"Where a bill contains a power to increase
penalties which is not limited to changes consequent on changes
in the value of money, the Committee would normally suggest that
affirmative procedure would be appropriate."
31. Since that time, the Committee has been firm
in its view that only the affirmative procedure is appropriate
for powers to specify maximum amounts of penalties in secondary
legislation (and without limitation on the face of the Bill).
32. We consider that the approach of the Committee
in this respect ought by now to be well understood by departments.
The reference to "changing circumstances" in paragraph 135
of the memorandum does not seem to us to signify an intention
that, once fixed, the maximum amount of a penalty would be increased
only to reflect changes in the value of money.
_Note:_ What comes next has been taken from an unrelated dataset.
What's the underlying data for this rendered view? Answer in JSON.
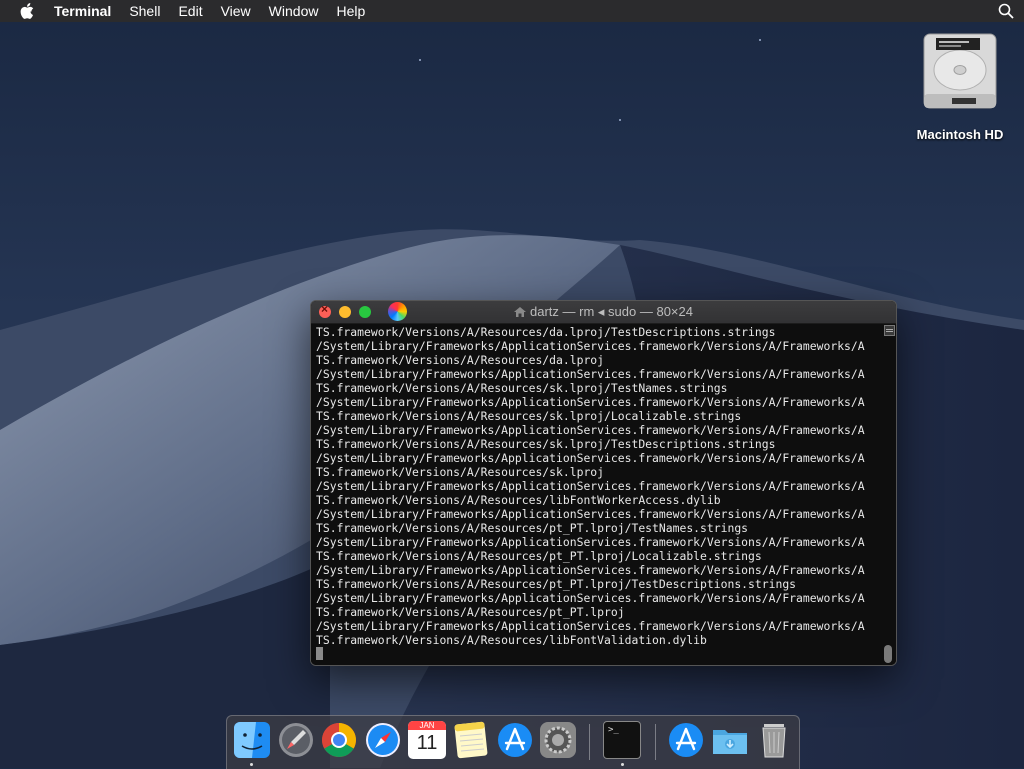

We accordingly
recommend that the affirmative procedure should apply to the power
conferred by new paragraph 28(6) (inserted by paragraph 1
of Schedule 10) whenever it is exercised.
1 1st Report, Session 2015-16, HL Paper 8. Back
4th Report, Session 2015-16, HL Paper 20. Back
3rd Report, Session 2015-16, HL Paper 17, p 6. Back
10th Report, Session 2015-16, HL Paper 45. Back
7th Report, Session 2014-15, HL Paper 39. Back
1st Report, Session 2012-13, HL Paper 10. Back
7th Report, Session 2013-14, HL Paper: 49. Back
24th Report, Session 2001-02, HL Paper 138, para 10. Back